Interface errors indicate issues on the node's physical interfaces. See Node Metrics in Network Dashboard and Metric Browser.

TCP Wait sockets can result in significant delays or errors for the application, or service, that relies on that socket. Many simultaneous WAIT sockets can prevent applications and services from creating new connections.


Network PIE - Contributors

Use Performance Impacting Elements (PIE) to identify the location of actual or potential bottlenecks:


Network Errors - Contributors

Use this chart to identify network errors that can affect application performance:

  • FIN Errors – Errors when tearing down a TCP connection
  • Syn Blackholes - Connection attempts that went unanswered and resulted in a failure
  • Syn Resets – Connection attempts that were explicitly refused by the other host
  • RST on Established - TCP connection resets


Traffic throughput for the application of interest on the network element. This chart measures application payload data only; TCP, IP, and other packet headers are excluded.KPI

Connection Rate Info

Spikes in this chart, that coincide with spikes in slows calls or applications errors, indicate a possible issue with how the application is using TCP.

  • New Connections – Number of new connection attempts
  • Connection Errors – The rate of TCP connection setup (SYN) errors and connection teardown (FIN) errors
  • RSTs (resets) – A TCP reset is an immediate closing of a connection. Not all connection resets indicate a problem, but you should investigate any spike in resets that coincides with a spike in application errors or slow transactions/calls. Connection resets can occur for various reasons, such as:
    • Inability to create connections by the server
    • Intermediate network elements, such as load balancers, firewalls, and so on, due to misconfiguration or other errors
  • Current Established Connections

TCP Loss (mille)

The number of packets lost (sent but not received) per 1000 packets sent. "Per mille" is a percentage with one additional digit of precision. TCP detects lost packets and retransmits each lost packet until it receives an ACK (acknowledgment) from the peer. Spikes in TCP Loss indicate that the network is over utilized.KPI

Retransmissions per Minute

  • Data Retransmits – The percentage of packets that were retransmitted. This metric includes SYN and FIN retransmissions
  • SACK Retransmits – The percentage of data packets that were retransmitted due to selective acknowledgments (SACK, a TCP Feature)

Latency (RTT) Comparison

This chart compares the average TCP round-trip times (RTTs) for different types of packet request and responses.

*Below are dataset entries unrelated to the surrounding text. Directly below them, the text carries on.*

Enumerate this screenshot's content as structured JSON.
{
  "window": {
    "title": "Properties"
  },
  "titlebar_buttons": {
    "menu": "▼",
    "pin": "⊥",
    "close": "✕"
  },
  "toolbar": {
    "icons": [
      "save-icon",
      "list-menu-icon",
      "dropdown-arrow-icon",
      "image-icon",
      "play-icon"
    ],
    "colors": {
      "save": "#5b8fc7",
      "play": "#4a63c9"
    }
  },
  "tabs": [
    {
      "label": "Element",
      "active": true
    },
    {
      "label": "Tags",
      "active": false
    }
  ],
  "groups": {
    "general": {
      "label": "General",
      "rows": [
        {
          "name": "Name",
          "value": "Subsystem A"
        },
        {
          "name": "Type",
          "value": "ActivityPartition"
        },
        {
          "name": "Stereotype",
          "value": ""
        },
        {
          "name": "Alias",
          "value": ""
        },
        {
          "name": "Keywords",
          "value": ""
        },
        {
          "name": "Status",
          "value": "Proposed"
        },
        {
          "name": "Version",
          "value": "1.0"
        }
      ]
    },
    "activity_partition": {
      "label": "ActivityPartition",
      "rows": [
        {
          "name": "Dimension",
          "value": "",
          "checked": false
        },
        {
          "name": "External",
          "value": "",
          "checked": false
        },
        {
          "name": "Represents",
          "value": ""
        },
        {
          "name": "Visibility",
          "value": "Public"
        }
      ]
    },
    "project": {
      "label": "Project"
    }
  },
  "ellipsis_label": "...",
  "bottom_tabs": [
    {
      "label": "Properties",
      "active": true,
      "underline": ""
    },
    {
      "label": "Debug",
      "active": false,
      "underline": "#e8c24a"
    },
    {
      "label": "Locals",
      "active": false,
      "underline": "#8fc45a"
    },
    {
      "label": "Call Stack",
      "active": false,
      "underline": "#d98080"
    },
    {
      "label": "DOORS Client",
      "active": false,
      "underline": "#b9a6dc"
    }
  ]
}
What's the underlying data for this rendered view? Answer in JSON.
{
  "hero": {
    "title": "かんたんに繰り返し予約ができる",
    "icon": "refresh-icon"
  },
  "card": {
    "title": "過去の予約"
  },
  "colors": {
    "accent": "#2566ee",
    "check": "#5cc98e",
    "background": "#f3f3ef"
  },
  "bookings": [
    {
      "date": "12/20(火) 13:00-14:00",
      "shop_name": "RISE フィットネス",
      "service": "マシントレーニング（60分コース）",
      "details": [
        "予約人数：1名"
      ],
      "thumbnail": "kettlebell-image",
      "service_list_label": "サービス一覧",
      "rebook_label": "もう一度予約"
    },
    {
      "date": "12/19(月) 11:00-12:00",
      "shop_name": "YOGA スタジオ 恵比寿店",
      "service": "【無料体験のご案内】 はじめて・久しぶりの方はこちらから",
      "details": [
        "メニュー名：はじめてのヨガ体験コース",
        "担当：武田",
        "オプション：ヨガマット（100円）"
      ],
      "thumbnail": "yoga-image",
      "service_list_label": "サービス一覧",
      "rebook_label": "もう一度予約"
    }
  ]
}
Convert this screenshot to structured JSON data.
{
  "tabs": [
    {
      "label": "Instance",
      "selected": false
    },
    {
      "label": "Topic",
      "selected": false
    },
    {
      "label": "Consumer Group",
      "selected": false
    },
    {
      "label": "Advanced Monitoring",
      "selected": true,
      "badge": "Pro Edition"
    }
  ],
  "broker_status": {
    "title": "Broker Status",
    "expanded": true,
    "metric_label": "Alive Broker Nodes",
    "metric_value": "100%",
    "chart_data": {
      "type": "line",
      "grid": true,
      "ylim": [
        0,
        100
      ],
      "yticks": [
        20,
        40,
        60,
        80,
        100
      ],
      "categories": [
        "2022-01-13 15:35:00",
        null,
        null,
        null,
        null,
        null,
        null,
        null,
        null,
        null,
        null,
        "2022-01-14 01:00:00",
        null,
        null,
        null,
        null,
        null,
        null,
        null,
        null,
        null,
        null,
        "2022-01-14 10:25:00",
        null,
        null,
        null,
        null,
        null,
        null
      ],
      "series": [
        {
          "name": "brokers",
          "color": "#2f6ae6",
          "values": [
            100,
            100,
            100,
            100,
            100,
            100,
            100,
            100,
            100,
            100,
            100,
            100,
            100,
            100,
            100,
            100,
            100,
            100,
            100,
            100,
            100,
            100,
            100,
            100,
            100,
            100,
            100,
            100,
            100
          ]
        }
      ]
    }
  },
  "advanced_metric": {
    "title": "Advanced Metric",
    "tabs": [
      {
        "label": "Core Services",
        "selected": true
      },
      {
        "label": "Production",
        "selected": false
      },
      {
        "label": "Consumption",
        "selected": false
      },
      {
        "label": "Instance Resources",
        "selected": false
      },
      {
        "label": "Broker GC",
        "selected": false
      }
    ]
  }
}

  • Handshake RTT – Average RTT for the initial 3-way handshake (SYN, SYN/ACK, ACK) to set up a connection. If Handshake RTTs are significantly higher than Initial RTTs, this indicates that the client node is taking a long time to set up the connection.
  • Initial RTT – Average RTT for the initial SYN packets (between SYN and SYN-ACK or SYN-ACK and ACK). If Initial RTTs are high, the delay may be due to an intervening firewall, asymmetric routing, or other network issues that causes the network to treat SYN packets differently from data packets.
  • RTT – Average TCP RTT for data request/responses—Time for TCP Data segments to be transmitted and acknowledged from the peer. This is different from Application Response Time metrics that measure the time an application takes to process a request. 

Connection Lifetime

TCP is most efficient when using long, stable connections. Connection setups and teardowns are very time-consuming and resource-intensive. The more short-term connections are generated, the worse TCP performance will be because most of the time is spent creating connections and because "Slow-Start" in TCP optimal TCP bandwidth is not achieved.